> **Exercise prompt**
All of the data below should be written out exactly.

> **Element data from apps and pages**
◇ ◇ ◇ ◇ ◇ ◇ ◇
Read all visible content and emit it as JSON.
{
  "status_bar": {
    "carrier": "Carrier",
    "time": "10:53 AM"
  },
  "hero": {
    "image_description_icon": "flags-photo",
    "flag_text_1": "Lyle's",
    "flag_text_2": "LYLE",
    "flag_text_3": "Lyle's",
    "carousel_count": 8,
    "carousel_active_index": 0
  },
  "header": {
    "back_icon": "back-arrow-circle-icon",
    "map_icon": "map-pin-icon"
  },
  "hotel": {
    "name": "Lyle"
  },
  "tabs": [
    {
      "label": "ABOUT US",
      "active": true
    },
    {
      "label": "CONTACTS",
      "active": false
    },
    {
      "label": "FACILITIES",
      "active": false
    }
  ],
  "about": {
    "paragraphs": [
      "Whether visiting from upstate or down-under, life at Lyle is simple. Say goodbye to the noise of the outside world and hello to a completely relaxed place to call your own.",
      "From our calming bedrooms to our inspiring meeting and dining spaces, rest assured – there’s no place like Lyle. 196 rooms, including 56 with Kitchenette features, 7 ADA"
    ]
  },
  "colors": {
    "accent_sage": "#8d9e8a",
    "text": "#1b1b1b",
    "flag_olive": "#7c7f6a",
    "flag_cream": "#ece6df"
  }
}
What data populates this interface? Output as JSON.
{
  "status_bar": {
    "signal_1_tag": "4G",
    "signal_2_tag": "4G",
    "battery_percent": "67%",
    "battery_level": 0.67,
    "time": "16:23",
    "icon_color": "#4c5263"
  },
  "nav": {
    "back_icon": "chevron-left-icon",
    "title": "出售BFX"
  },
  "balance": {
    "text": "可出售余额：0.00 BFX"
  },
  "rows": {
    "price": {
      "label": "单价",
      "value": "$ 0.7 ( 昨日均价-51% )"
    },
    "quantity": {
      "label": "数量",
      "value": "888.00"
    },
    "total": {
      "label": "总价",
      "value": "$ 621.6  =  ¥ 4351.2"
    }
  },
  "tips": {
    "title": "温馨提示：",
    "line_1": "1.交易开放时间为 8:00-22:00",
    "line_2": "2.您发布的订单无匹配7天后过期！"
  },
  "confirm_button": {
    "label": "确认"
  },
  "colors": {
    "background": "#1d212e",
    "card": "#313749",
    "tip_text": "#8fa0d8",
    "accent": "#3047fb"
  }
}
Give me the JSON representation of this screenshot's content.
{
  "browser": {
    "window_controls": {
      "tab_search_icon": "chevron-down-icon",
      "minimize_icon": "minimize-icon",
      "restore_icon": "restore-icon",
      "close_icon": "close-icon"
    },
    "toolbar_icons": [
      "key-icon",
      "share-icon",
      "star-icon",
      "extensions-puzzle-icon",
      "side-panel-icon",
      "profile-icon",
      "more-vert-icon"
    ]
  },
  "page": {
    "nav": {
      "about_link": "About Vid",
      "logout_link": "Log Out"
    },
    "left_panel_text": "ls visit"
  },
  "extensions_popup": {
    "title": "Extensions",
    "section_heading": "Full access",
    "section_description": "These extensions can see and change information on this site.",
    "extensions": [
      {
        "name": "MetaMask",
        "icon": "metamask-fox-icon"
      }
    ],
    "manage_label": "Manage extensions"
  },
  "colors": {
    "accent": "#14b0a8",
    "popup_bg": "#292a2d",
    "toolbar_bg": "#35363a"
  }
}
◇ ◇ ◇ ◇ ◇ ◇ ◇
> **Final answer**
Read all visible content and emit it as JSON.
{
  "status_bar": {
    "carrier": "Carrier",
    "time": "10:53 AM"
  },
  "hero": {
    "image_description_icon": "flags-photo",
    "flag_text_1": "Lyle's",
    "flag_text_2": "LYLE",
    "flag_text_3": "Lyle's",
    "carousel_count": 8,
    "carousel_active_index": 0
  },
  "header": {
    "back_icon": "back-arrow-circle-icon",
    "map_icon": "map-pin-icon"
  },
  "hotel": {
    "name": "Lyle"
  },
  "tabs": [
    {
      "label": "ABOUT US",
      "active": true
    },
    {
      "label": "CONTACTS",
      "active": false
    },
    {
      "label": "FACILITIES",
      "active": false
    }
  ],
  "about": {
    "paragraphs": [
      "Whether visiting from upstate or down-under, life at Lyle is simple. Say goodbye to the noise of the outside world and hello to a completely relaxed place to call your own.",
      "From our calming bedrooms to our inspiring meeting and dining spaces, rest assured – there’s no place like Lyle. 196 rooms, including 56 with Kitchenette features, 7 ADA"
    ]
  },
  "colors": {
    "accent_sage": "#8d9e8a",
    "text": "#1b1b1b",
    "flag_olive": "#7c7f6a",
    "flag_cream": "#ece6df"
  }
}
What data populates this interface? Output as JSON.
{
  "status_bar": {
    "signal_1_tag": "4G",
    "signal_2_tag": "4G",
    "battery_percent": "67%",
    "battery_level": 0.67,
    "time": "16:23",
    "icon_color": "#4c5263"
  },
  "nav": {
    "back_icon": "chevron-left-icon",
    "title": "出售BFX"
  },
  "balance": {
    "text": "可出售余额：0.00 BFX"
  },
  "rows": {
    "price": {
      "label": "单价",
      "value": "$ 0.7 ( 昨日均价-51% )"
    },
    "quantity": {
      "label": "数量",
      "value": "888.00"
    },
    "total": {
      "label": "总价",
      "value": "$ 621.6  =  ¥ 4351.2"
    }
  },
  "tips": {
    "title": "温馨提示：",
    "line_1": "1.交易开放时间为 8:00-22:00",
    "line_2": "2.您发布的订单无匹配7天后过期！"
  },
  "confirm_button": {
    "label": "确认"
  },
  "colors": {
    "background": "#1d212e",
    "card": "#313749",
    "tip_text": "#8fa0d8",
    "accent": "#3047fb"
  }
}
Give me the JSON representation of this screenshot's content.
{
  "browser": {
    "window_controls": {
      "tab_search_icon": "chevron-down-icon",
      "minimize_icon": "minimize-icon",
      "restore_icon": "restore-icon",
      "close_icon": "close-icon"
    },
    "toolbar_icons": [
      "key-icon",
      "share-icon",
      "star-icon",
      "extensions-puzzle-icon",
      "side-panel-icon",
      "profile-icon",
      "more-vert-icon"
    ]
  },
  "page": {
    "nav": {
      "about_link": "About Vid",
      "logout_link": "Log Out"
    },
    "left_panel_text": "ls visit"
  },
  "extensions_popup": {
    "title": "Extensions",
    "section_heading": "Full access",
    "section_description": "These extensions can see and change information on this site.",
    "extensions": [
      {
        "name": "MetaMask",
        "icon": "metamask-fox-icon"
      }
    ],
    "manage_label": "Manage extensions"
  },
  "colors": {
    "accent": "#14b0a8",
    "popup_bg": "#292a2d",
    "toolbar_bg": "#35363a"
  }
}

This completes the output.